I do remember thinking, at 5:15 this morning, “tomorrow is going to suck.” Well, it doesn’t really suck, it just sort of grates. The bright colors, the loud noises, the cameras; how can people live like this? I am more dead than alive, I think. David has some secret recipe for success, and is looking dapper or gentlemanly or at least not like a fucking zombie. I guess the secret is not drinking until 4 AM.
Is this it? Are we finished?
Time to shop. I spare one glance over my shoulder for the Fortezza, and shake my head. We go to PNP. We try on leather jackets and boots. ‘Three-dimensionality’ comes up a lot. Marco of PNP is happy to see us, and picks out some of his favorite pieces, including a Carpe Diem leather trench coat from A/W 98 that still has the tags on it. He seems like a neat guy. I experience firsthand the side effects of wearing Carol Christian Poell. The pain makes me feel alive.

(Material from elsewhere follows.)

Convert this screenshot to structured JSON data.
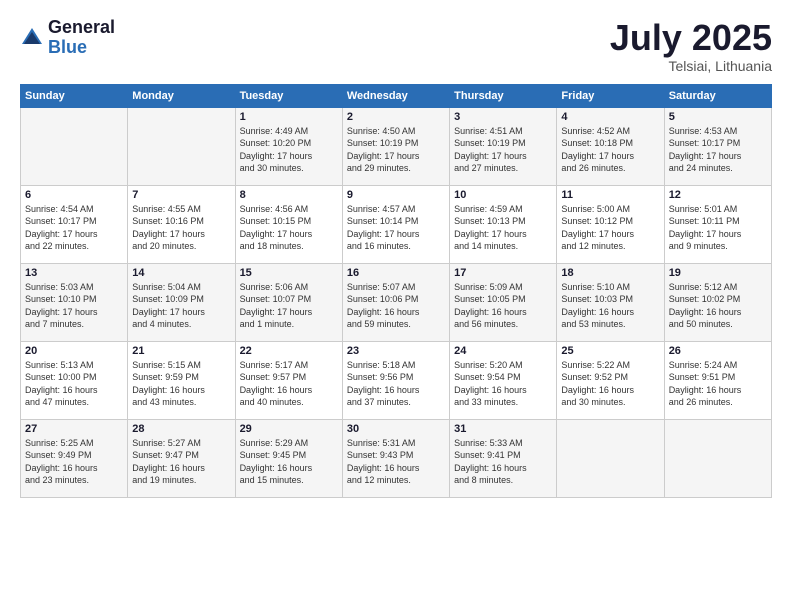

Ellie Golding is playing at PNP. I am in love with her. We go somewhere so that I can learn about “waterfall shoulders,” and then we head for Liverano.Mr. Liverano greets us at his shop. I am in love with him. I am in love with his clothes and his workshop.
David gets on a train, and I return to my room. My hotel has been invaded by a group of fifteen young Americans. They stare at me as I drag myself up the stairs. Fuck you, you have no idea what I’ve been through.

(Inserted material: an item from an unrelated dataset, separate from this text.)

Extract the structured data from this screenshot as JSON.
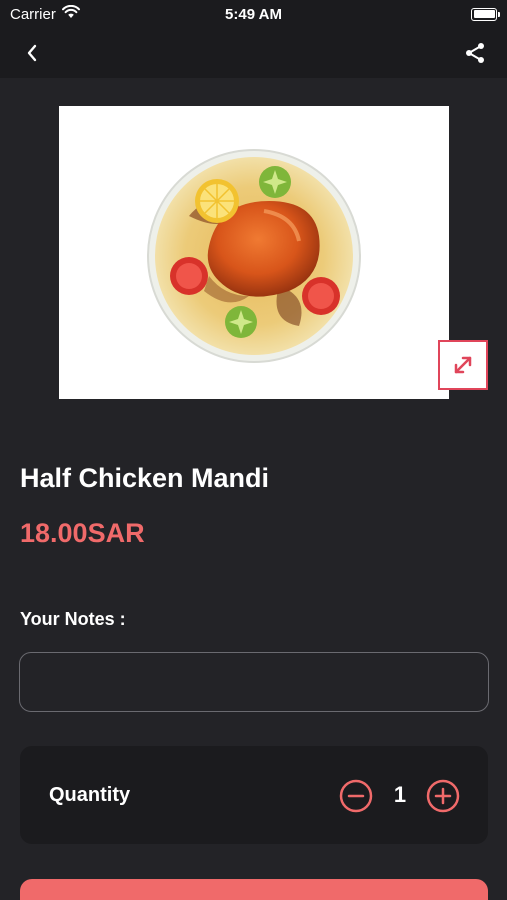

Dinner with Stephanie is a sedate affair at a cute little trattoria
where a man slices us prosciutto and another man grinds pepper into my lap. It is mysterious. Somehow we have wine, which comes from an adorably large jug. I haven’t eaten for twenty-four hours now, but I’m not hungry. Pasta I can’t pronounce in a sauce of saffron and zucchini flowers is served, and it’s quite good. We share a less-good tiramisu, and then remember that we had planned on finding gelato. Ah, well. My bed beckons. We look at the Ponte Vecchio, are disappointed that it’s not lit up, and call it a night.
I have a free day tomorrow. No Pitti, no cropped trousers, just my dirty t-shirts and a camera that I’m sick of using. I tell myself I’ll get up early in the morning to try to beat the lines at the Galleria degli Uffizi, but I’m up past midnight anyway, sending emails and cataloging photos.
Finally, it is over.